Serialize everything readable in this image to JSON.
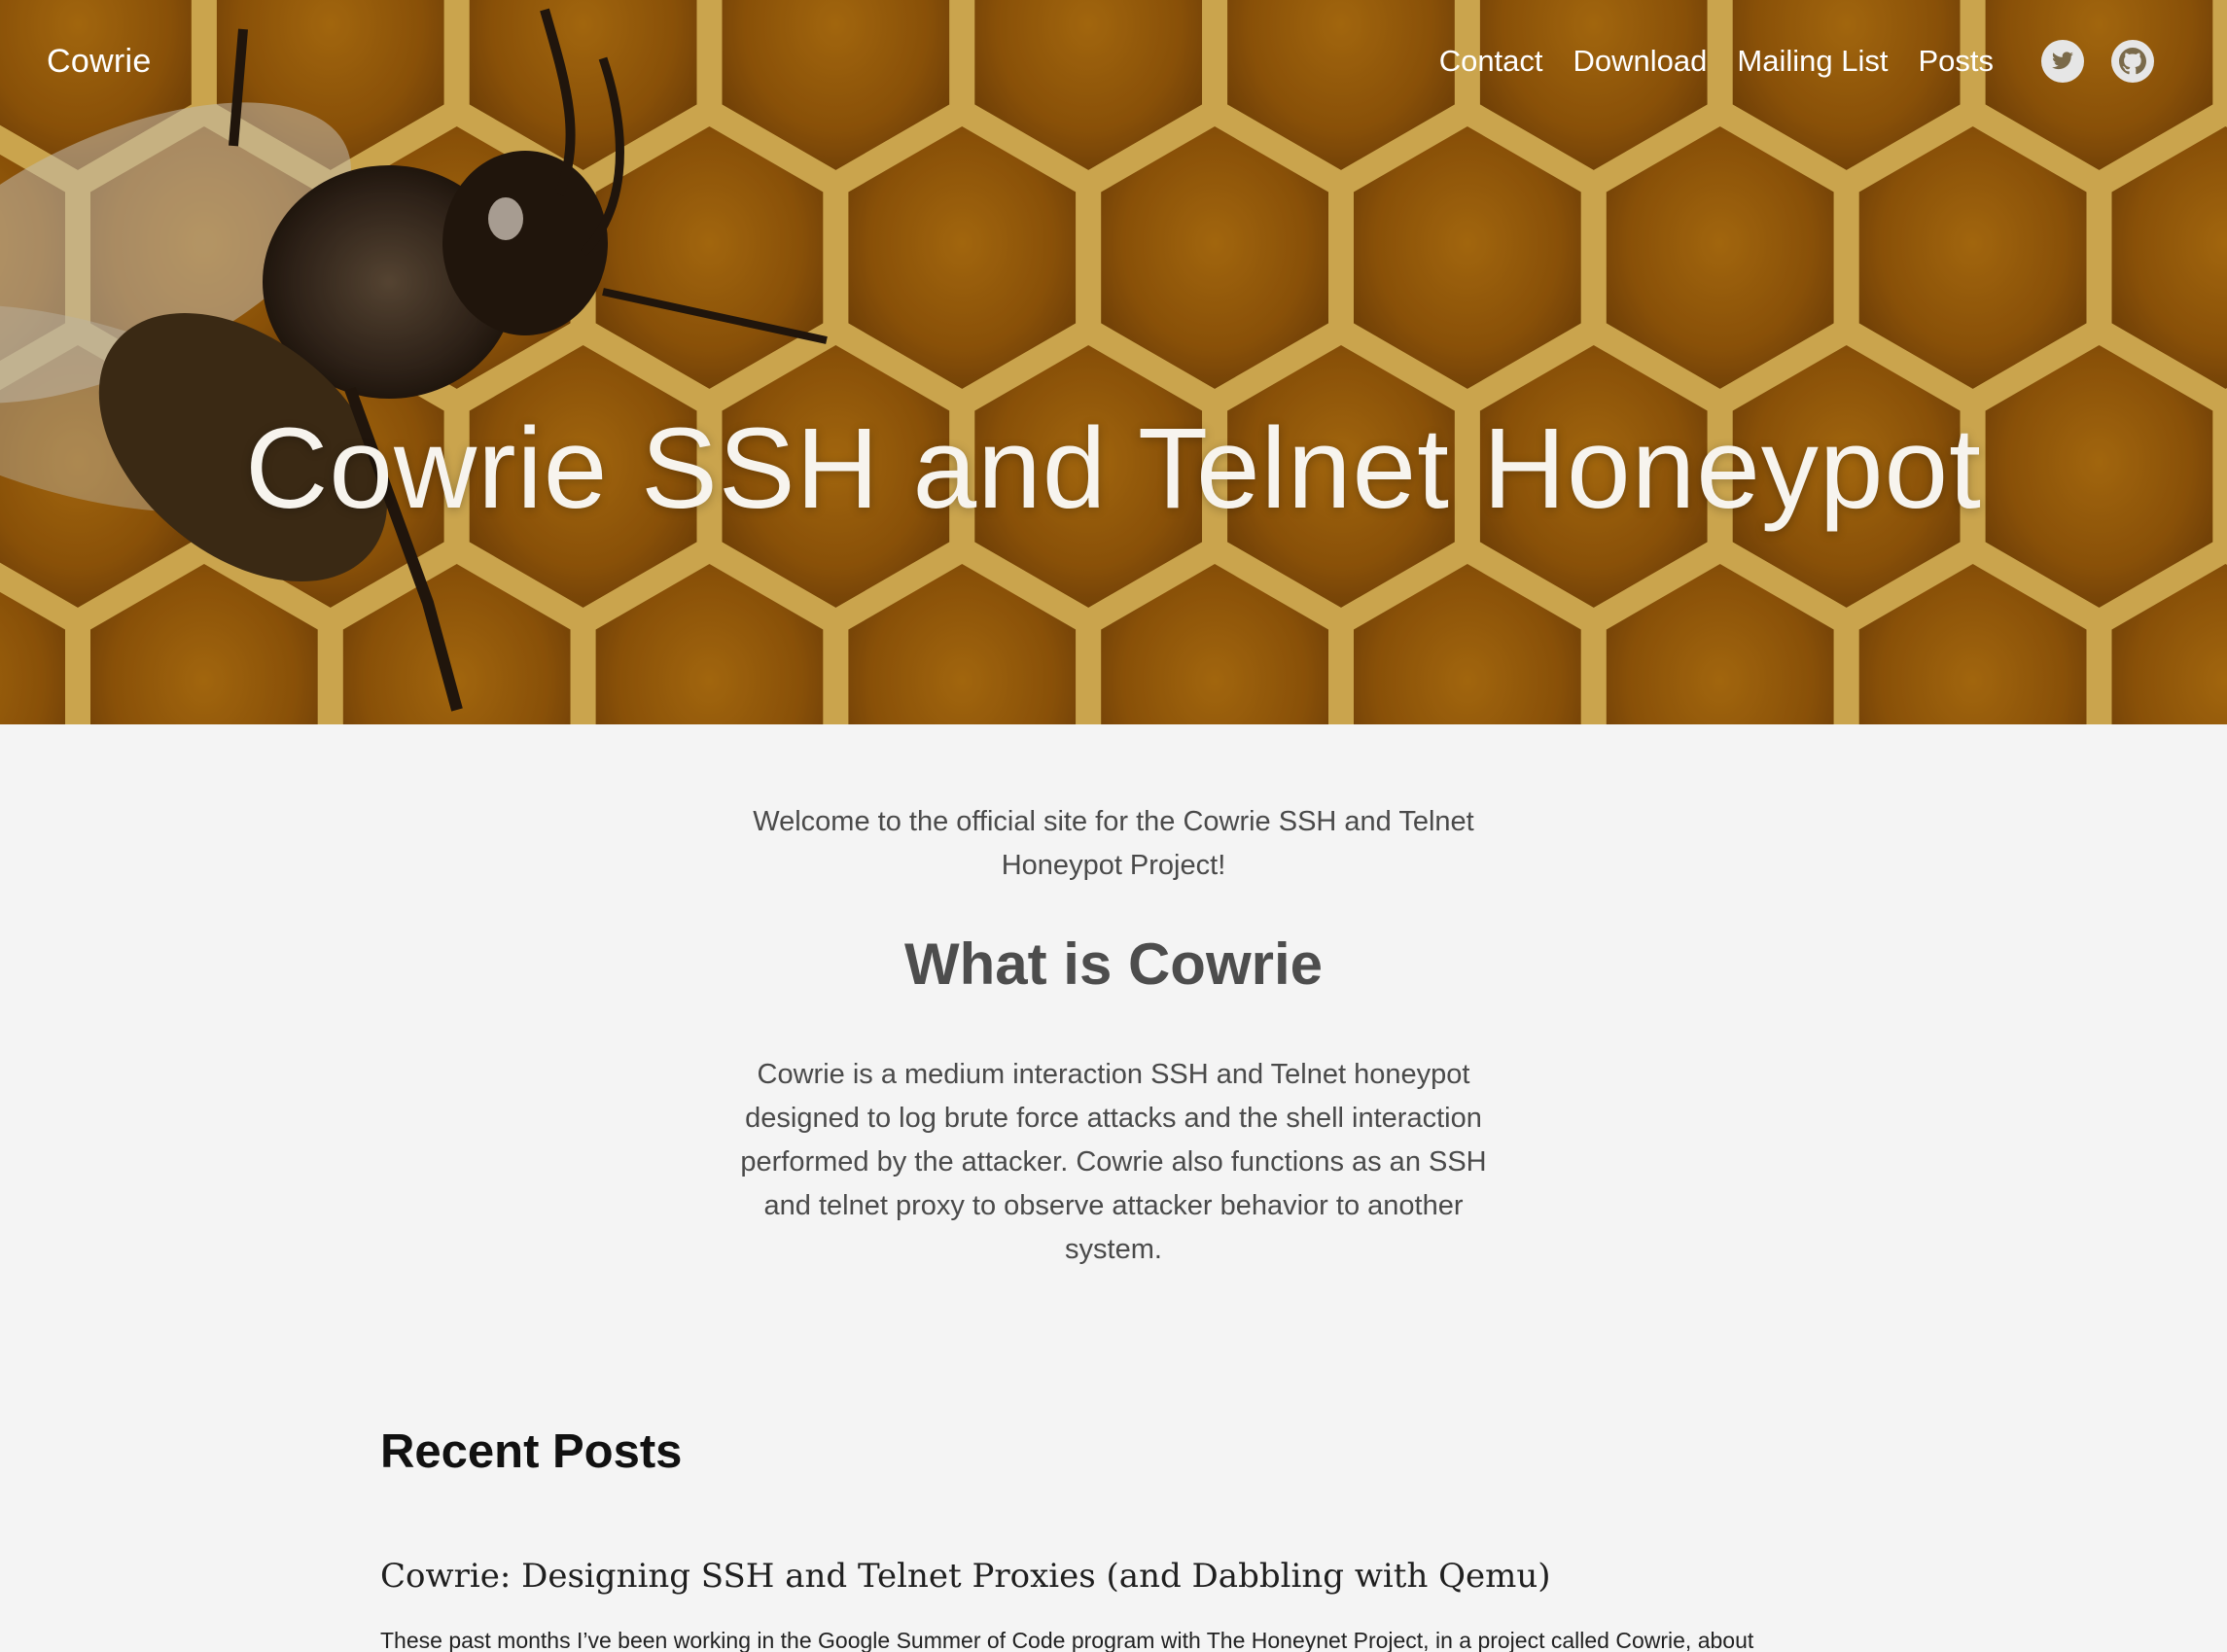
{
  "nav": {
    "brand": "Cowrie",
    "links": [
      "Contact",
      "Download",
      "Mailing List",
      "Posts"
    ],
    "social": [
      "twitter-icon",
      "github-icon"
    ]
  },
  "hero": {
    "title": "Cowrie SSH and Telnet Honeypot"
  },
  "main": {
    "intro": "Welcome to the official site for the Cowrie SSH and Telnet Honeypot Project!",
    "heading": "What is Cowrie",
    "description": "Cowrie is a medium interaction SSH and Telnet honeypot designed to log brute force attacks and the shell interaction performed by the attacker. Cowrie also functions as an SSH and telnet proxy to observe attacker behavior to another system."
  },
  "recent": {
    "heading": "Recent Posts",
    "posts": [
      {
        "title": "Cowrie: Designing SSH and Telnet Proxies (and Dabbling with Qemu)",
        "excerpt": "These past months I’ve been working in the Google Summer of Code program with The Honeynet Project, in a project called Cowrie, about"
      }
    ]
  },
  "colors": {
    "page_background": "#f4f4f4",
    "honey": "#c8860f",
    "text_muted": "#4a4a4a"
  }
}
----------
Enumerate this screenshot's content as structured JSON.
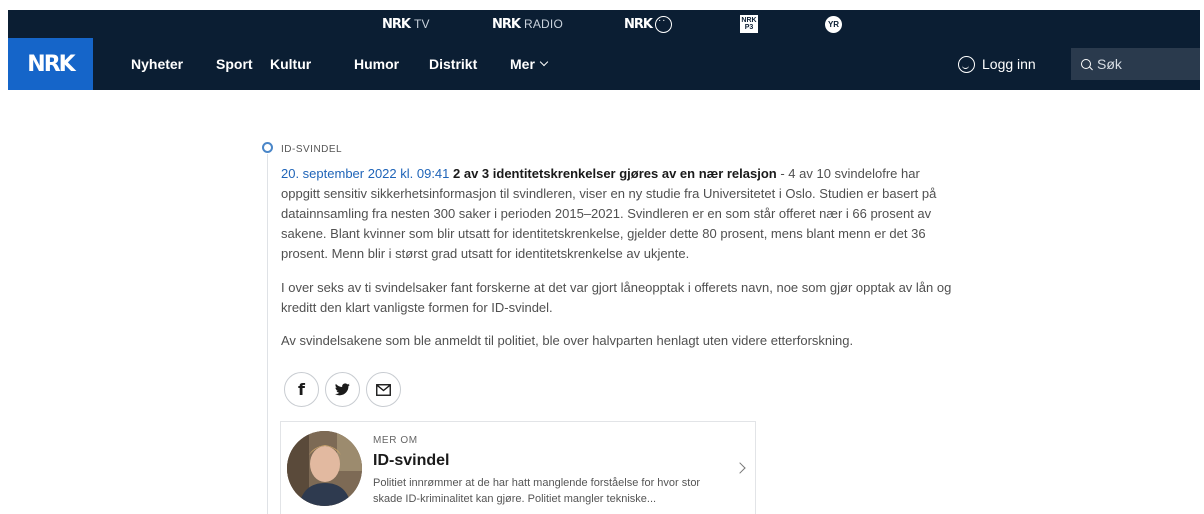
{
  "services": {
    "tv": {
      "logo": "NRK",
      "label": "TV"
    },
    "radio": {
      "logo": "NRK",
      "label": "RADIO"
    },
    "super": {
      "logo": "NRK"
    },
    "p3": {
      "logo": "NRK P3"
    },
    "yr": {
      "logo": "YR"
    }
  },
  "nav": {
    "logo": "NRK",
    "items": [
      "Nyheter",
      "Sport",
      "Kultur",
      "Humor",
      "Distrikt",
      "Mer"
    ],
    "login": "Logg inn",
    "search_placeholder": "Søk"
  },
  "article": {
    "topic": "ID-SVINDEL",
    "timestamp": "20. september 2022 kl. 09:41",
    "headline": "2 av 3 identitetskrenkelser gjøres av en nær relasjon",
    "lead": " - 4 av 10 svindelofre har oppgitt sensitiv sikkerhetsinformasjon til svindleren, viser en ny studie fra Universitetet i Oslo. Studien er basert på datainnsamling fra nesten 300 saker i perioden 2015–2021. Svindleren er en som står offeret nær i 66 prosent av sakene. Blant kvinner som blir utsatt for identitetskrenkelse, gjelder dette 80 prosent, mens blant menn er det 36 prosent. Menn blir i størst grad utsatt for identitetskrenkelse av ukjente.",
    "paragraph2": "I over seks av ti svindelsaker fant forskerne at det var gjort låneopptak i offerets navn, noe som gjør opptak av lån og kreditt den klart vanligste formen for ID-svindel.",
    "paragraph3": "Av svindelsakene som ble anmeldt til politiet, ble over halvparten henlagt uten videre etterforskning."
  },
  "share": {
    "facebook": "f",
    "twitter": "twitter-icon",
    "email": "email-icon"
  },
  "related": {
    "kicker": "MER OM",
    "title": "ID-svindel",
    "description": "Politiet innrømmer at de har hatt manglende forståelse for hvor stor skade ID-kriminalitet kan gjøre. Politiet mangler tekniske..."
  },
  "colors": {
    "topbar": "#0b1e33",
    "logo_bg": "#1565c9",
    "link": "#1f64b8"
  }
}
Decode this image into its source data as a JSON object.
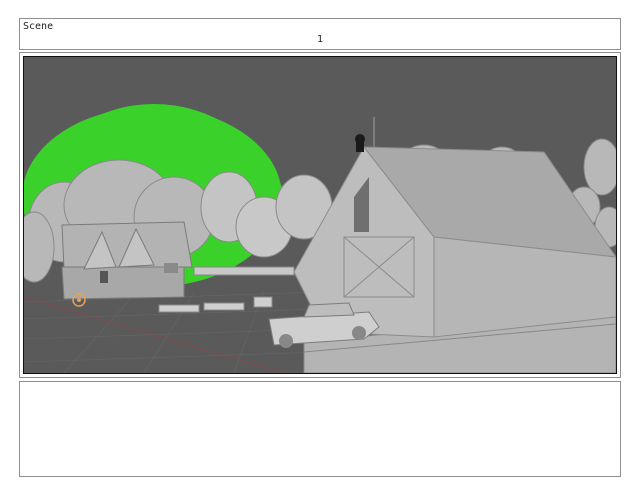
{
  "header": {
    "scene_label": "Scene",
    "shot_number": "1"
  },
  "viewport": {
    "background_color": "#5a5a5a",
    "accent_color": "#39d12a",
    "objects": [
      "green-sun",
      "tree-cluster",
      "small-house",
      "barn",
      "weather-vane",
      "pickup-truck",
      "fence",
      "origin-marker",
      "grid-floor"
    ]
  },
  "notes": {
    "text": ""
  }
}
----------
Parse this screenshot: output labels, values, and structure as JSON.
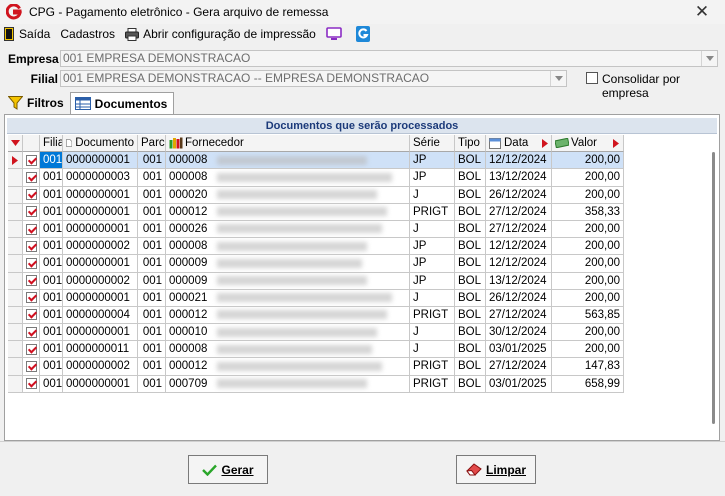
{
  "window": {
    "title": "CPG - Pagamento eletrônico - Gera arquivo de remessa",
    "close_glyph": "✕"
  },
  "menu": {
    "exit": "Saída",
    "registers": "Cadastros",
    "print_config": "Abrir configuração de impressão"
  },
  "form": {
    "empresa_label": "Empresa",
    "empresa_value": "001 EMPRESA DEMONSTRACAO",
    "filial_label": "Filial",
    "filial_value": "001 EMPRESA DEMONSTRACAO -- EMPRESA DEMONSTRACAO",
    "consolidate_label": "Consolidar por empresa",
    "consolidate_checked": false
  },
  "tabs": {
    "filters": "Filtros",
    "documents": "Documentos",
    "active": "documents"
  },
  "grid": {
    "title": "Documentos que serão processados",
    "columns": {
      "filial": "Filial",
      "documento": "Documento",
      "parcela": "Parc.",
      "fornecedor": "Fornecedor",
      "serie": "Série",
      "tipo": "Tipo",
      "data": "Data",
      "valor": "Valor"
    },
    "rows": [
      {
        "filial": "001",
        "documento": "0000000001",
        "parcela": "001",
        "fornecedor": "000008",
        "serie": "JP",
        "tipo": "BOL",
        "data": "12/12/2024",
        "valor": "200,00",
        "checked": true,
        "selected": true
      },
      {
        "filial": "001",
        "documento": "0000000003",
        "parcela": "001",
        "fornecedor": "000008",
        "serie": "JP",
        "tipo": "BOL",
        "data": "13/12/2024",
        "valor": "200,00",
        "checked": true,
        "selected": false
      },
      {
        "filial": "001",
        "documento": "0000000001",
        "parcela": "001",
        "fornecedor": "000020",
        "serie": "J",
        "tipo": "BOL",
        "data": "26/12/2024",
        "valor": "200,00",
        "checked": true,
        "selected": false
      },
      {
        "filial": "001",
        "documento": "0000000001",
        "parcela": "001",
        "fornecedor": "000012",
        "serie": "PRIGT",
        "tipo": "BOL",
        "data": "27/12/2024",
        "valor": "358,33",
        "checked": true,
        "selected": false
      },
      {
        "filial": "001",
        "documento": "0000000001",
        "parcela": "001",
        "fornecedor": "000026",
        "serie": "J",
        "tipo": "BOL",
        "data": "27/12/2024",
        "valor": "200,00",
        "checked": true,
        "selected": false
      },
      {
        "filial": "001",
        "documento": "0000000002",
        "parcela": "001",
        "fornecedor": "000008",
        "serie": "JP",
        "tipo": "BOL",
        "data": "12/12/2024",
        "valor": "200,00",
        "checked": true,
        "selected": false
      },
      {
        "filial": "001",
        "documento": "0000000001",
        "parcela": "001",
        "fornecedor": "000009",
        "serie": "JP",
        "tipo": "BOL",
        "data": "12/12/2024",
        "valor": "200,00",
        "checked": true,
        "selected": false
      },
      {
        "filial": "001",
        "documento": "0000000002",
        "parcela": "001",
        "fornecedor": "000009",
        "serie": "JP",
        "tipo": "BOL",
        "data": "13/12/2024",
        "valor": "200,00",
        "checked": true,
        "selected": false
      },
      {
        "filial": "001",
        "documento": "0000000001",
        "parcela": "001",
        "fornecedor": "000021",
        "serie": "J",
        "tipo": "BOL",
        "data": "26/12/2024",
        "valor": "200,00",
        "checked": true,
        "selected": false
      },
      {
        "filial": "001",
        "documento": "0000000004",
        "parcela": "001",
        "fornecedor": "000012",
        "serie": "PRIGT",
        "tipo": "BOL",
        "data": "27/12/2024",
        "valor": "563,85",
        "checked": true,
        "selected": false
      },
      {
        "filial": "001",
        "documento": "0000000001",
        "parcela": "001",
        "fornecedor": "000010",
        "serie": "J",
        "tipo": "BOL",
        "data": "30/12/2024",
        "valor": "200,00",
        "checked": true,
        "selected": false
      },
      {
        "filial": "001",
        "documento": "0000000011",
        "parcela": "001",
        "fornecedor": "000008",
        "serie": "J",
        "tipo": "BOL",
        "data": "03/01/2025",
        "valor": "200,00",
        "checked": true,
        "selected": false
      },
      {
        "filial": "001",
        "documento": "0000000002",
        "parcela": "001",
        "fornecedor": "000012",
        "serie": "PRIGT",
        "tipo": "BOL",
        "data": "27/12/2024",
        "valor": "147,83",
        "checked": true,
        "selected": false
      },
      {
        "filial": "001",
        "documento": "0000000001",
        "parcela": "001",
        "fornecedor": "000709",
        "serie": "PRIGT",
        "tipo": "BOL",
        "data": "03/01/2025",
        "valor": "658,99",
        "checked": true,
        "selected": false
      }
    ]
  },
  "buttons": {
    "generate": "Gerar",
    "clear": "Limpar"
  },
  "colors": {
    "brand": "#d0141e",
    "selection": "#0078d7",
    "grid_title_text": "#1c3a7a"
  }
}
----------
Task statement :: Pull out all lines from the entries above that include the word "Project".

Answer to this problem ::
    "intro": "Welcome to the official site for the Cowrie SSH and Telnet Honeypot Project!",
        "excerpt": "These past months I’ve been working in the Google Summer of Code program with The Honeynet Project, in a project called Cowrie, about"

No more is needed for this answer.